This week: #1 BACKLOG: no; #2 VEG/FISH: 5
This month: #3 PASTA: yes; #4 BREAD: no

Friday, January 6, 2017

Cookbook Countdown: Risotto with Porcini

Continuing with my home-grown Pressure Cooker Month, our main meal today was Risotto with Porcini, from Great Vegetarian Cooking Under Pressure (p154), by Lorna Sass. The recipe says it serves six as an appetizer and four as a main course. I halved the recipe as a main course for two and that was a good portion.


This is another book I've had around for a while and, I discover, have actually used few times already. I have a couple of other books by Sass and my memory is that while they have some good recipes, she is afraid of spicy food. That's okay as long as you know. 

While dried porcini (cêpes) are soaking, slice up some leeks and garlic. When the mushrooms have soaked, left them from the liquid, rinse, drain, and chop coarsely. Pour the soaking liquid through a fine-meshed sieve, then add enough vegetable stock to make some more than twice the volume of rice you will use. (For my half recipe, I used 3/4 cup arborio rice and 1-3/4 cup liquid.) Sauté the leeks and garlic briefly in olive oil, then add the rice along with some dried oregano. Stir to coat the rice with the oil, then add the porcini-stock liquid and some salt. Close the pot, bring to pressure, and cook at high pressure for five minutes. 

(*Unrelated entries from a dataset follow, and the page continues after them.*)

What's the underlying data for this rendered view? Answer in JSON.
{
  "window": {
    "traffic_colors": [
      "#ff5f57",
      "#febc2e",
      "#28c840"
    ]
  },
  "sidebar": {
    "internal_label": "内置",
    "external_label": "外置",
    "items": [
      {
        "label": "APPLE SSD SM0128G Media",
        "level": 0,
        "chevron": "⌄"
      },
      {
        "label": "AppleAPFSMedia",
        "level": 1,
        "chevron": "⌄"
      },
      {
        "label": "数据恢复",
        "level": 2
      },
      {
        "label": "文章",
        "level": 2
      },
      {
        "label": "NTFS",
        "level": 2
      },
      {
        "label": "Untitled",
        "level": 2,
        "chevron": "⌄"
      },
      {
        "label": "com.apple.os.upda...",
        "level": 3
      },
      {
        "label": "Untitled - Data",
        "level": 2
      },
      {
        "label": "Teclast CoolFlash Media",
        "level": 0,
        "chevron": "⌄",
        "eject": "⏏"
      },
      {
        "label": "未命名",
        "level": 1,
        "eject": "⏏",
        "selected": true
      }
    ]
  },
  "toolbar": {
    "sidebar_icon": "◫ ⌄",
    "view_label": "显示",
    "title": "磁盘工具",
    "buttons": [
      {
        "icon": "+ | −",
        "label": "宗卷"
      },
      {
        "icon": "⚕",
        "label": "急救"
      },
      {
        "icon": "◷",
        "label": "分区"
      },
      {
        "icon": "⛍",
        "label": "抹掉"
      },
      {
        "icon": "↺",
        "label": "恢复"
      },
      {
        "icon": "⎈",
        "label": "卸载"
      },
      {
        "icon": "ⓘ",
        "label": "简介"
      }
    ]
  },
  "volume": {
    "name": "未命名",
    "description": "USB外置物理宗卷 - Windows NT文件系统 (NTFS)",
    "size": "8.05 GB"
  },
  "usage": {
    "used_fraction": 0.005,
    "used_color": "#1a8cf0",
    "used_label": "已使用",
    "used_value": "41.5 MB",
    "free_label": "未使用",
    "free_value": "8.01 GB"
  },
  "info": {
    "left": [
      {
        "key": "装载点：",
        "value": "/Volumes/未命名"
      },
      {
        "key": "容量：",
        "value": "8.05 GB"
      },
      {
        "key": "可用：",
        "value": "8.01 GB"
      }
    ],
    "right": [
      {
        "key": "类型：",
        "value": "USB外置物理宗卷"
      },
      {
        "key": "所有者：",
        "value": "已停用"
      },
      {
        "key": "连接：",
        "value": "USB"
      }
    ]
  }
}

I discovered that the sound my new rocker-less pressure cooker makes when it's at pressure is more like PSSS to my ear than PSCHHHT, so today's cooking went off much smoother than yesterday's without any burning action. The risotto was perfect.

One of the nice things about this risotto is that it's on the table in way less than 30 minutes with minimal effort. The first bit of the cooking is the same as a regular risotto, but once you've added the rice and oiled it down, you just add all the liquid, close the pot, and let it cook. That part is done is less than ten minutes where I wasn't standing there stirring in the stock ladleful by ladleful.

N.B.: A couple of people have expressed Fear of Pressure Cookers on yesterday's post. I have to admit I used to fall into that category, mostly, I expect, because I didn't grow up around one. They seemed a bit scary. Probably my mother had the same problem. On the other hand, Ed grew up with one and, when I met him, about the only cooking he did was pressuring vegetables into submission. His original pressure cooker is the we've recently retired.

I've learned that there's really not much that can go seriously wrong when you're pressure cooking. Modern pressure cookers (certainly all those from the last half of the 20C) are equipped with a plug that relieves the pressure if it should get dangerously high (which can happen if there's not enough liquid). No explosion, just a (rather startling) Pow! as the little rubber plug hits the ceiling. We've actually had this happen. 

January starts a new year with Cookbook Countdown. Why don't you choose a book, or two, or more, from your cookbook shelf and join in?